== Exercise description ==
Each line below should be written out exactly, with none skipped.

== Exercise inputs ==
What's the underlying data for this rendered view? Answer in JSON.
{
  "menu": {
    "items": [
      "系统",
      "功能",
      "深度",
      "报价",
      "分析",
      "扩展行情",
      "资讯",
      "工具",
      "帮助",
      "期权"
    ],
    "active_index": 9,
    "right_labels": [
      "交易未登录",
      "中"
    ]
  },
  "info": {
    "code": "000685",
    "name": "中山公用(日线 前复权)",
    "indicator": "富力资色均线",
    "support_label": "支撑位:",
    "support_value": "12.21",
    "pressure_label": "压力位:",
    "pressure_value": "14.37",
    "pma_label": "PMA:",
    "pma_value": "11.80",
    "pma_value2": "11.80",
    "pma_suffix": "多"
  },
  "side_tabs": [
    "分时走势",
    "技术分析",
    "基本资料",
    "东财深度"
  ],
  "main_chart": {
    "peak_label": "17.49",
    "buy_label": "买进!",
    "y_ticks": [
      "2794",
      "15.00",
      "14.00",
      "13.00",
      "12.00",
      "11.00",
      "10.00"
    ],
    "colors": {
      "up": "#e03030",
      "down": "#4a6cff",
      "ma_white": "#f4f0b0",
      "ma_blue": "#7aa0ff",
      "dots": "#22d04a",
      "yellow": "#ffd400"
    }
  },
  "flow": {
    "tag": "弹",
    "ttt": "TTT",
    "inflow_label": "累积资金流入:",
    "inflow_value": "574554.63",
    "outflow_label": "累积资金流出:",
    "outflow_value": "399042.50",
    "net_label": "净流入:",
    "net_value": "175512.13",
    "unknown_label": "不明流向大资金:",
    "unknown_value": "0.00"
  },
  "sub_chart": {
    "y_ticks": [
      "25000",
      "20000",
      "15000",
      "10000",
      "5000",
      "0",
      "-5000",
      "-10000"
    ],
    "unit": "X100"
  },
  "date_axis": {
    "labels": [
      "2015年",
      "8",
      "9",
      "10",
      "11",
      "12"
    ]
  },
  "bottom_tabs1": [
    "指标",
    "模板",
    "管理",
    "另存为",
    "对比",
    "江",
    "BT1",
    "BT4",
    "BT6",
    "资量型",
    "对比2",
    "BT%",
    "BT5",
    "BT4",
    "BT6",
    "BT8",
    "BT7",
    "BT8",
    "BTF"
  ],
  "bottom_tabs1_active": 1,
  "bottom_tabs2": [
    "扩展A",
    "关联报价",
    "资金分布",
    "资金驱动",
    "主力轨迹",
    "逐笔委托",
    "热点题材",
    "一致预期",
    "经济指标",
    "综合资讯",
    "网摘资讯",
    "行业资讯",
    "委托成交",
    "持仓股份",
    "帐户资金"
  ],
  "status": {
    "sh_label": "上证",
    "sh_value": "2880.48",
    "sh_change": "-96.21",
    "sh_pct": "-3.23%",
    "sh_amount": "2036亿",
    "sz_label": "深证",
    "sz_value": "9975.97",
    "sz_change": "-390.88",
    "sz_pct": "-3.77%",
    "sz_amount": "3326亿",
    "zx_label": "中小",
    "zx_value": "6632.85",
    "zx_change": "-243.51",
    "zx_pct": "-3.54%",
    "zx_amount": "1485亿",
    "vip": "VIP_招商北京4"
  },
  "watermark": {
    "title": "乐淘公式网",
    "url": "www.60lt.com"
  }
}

== Answer to the problem ==
What's the underlying data for this rendered view? Answer in JSON.
{
  "menu": {
    "items": [
      "系统",
      "功能",
      "深度",
      "报价",
      "分析",
      "扩展行情",
      "资讯",
      "工具",
      "帮助",
      "期权"
    ],
    "active_index": 9,
    "right_labels": [
      "交易未登录",
      "中"
    ]
  },
  "info": {
    "code": "000685",
    "name": "中山公用(日线 前复权)",
    "indicator": "富力资色均线",
    "support_label": "支撑位:",
    "support_value": "12.21",
    "pressure_label": "压力位:",
    "pressure_value": "14.37",
    "pma_label": "PMA:",
    "pma_value": "11.80",
    "pma_value2": "11.80",
    "pma_suffix": "多"
  },
  "side_tabs": [
    "分时走势",
    "技术分析",
    "基本资料",
    "东财深度"
  ],
  "main_chart": {
    "peak_label": "17.49",
    "buy_label": "买进!",
    "y_ticks": [
      "2794",
      "15.00",
      "14.00",
      "13.00",
      "12.00",
      "11.00",
      "10.00"
    ],
    "colors": {
      "up": "#e03030",
      "down": "#4a6cff",
      "ma_white": "#f4f0b0",
      "ma_blue": "#7aa0ff",
      "dots": "#22d04a",
      "yellow": "#ffd400"
    }
  },
  "flow": {
    "tag": "弹",
    "ttt": "TTT",
    "inflow_label": "累积资金流入:",
    "inflow_value": "574554.63",
    "outflow_label": "累积资金流出:",
    "outflow_value": "399042.50",
    "net_label": "净流入:",
    "net_value": "175512.13",
    "unknown_label": "不明流向大资金:",
    "unknown_value": "0.00"
  },
  "sub_chart": {
    "y_ticks": [
      "25000",
      "20000",
      "15000",
      "10000",
      "5000",
      "0",
      "-5000",
      "-10000"
    ],
    "unit": "X100"
  },
  "date_axis": {
    "labels": [
      "2015年",
      "8",
      "9",
      "10",
      "11",
      "12"
    ]
  },
  "bottom_tabs1": [
    "指标",
    "模板",
    "管理",
    "另存为",
    "对比",
    "江",
    "BT1",
    "BT4",
    "BT6",
    "资量型",
    "对比2",
    "BT%",
    "BT5",
    "BT4",
    "BT6",
    "BT8",
    "BT7",
    "BT8",
    "BTF"
  ],
  "bottom_tabs1_active": 1,
  "bottom_tabs2": [
    "扩展A",
    "关联报价",
    "资金分布",
    "资金驱动",
    "主力轨迹",
    "逐笔委托",
    "热点题材",
    "一致预期",
    "经济指标",
    "综合资讯",
    "网摘资讯",
    "行业资讯",
    "委托成交",
    "持仓股份",
    "帐户资金"
  ],
  "status": {
    "sh_label": "上证",
    "sh_value": "2880.48",
    "sh_change": "-96.21",
    "sh_pct": "-3.23%",
    "sh_amount": "2036亿",
    "sz_label": "深证",
    "sz_value": "9975.97",
    "sz_change": "-390.88",
    "sz_pct": "-3.77%",
    "sz_amount": "3326亿",
    "zx_label": "中小",
    "zx_value": "6632.85",
    "zx_change": "-243.51",
    "zx_pct": "-3.54%",
    "zx_amount": "1485亿",
    "vip": "VIP_招商北京4"
  },
  "watermark": {
    "title": "乐淘公式网",
    "url": "www.60lt.com"
  }
}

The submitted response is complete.